◆ Excerpts from an interface dataset:
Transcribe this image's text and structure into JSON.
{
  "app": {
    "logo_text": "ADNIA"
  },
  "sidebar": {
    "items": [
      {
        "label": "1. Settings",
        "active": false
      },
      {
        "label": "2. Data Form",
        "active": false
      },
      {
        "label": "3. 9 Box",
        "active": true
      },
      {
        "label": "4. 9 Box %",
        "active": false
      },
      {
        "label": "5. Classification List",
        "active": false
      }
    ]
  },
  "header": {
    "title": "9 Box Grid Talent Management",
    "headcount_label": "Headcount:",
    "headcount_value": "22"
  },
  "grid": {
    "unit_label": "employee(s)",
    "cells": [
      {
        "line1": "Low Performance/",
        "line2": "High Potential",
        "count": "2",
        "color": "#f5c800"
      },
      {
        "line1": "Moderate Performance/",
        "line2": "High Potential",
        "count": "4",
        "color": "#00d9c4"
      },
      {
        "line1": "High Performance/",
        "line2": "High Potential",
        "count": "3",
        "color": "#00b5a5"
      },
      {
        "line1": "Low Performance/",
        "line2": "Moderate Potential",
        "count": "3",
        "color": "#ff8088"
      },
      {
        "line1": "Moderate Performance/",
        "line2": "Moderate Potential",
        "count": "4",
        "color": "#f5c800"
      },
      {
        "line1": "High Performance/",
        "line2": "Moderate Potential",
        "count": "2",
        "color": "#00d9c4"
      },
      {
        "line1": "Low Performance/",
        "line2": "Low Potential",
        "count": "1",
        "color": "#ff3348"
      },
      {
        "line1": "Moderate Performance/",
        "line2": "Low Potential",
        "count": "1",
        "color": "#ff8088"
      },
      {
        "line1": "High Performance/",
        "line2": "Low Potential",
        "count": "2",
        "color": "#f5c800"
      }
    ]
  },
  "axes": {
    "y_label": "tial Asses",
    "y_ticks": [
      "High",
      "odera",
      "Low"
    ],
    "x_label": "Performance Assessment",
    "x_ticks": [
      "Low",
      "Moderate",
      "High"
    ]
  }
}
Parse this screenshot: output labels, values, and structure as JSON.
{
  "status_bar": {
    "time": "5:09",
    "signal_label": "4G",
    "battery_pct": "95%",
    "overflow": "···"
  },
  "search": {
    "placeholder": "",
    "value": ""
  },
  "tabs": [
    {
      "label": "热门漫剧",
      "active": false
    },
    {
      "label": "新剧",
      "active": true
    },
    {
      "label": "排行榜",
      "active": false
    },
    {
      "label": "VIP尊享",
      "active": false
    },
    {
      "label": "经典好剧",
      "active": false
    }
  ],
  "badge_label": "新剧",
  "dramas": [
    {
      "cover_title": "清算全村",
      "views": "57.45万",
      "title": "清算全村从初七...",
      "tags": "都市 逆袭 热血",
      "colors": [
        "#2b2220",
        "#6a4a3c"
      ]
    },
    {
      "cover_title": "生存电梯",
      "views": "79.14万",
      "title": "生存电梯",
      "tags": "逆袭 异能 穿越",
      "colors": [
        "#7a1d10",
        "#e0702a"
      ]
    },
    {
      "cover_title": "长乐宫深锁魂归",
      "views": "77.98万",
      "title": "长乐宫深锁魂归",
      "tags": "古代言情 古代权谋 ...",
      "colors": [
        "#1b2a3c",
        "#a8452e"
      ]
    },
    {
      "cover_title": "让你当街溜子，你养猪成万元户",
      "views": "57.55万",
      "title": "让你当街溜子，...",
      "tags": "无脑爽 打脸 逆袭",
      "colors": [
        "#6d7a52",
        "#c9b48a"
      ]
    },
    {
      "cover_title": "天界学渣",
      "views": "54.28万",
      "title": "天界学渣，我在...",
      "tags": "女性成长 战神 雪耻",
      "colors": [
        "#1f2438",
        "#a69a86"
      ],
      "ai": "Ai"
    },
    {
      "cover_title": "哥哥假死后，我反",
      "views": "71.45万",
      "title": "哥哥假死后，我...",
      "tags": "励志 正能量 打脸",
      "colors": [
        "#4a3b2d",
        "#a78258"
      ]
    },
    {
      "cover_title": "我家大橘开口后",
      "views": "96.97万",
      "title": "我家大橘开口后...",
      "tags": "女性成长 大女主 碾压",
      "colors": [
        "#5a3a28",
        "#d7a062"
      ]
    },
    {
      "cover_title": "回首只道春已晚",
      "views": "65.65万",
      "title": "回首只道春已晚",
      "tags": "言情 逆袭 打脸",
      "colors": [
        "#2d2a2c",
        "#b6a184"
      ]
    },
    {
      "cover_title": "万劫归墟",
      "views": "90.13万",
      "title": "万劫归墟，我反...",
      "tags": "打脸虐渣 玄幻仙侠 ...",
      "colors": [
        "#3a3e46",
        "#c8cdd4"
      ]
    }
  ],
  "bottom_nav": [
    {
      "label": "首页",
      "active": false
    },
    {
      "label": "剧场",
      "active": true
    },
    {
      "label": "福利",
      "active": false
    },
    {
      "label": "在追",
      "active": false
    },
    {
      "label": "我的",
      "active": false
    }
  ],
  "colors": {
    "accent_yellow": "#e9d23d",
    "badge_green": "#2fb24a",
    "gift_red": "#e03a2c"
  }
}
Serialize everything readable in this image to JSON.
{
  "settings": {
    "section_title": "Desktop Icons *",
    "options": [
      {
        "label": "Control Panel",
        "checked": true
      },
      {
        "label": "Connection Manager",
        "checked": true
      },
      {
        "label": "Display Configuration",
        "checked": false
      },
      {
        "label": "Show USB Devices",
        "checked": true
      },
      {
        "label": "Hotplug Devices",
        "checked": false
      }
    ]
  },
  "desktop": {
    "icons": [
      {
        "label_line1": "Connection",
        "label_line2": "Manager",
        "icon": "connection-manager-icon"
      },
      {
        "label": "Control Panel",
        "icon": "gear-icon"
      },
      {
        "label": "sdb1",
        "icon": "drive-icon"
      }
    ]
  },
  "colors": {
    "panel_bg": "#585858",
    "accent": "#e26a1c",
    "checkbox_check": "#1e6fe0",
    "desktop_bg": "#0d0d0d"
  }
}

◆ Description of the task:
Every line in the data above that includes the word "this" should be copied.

◆ Final answer:
Transcribe this image's text and structure into JSON.
Parse this screenshot: output labels, values, and structure as JSON.
Serialize everything readable in this image to JSON.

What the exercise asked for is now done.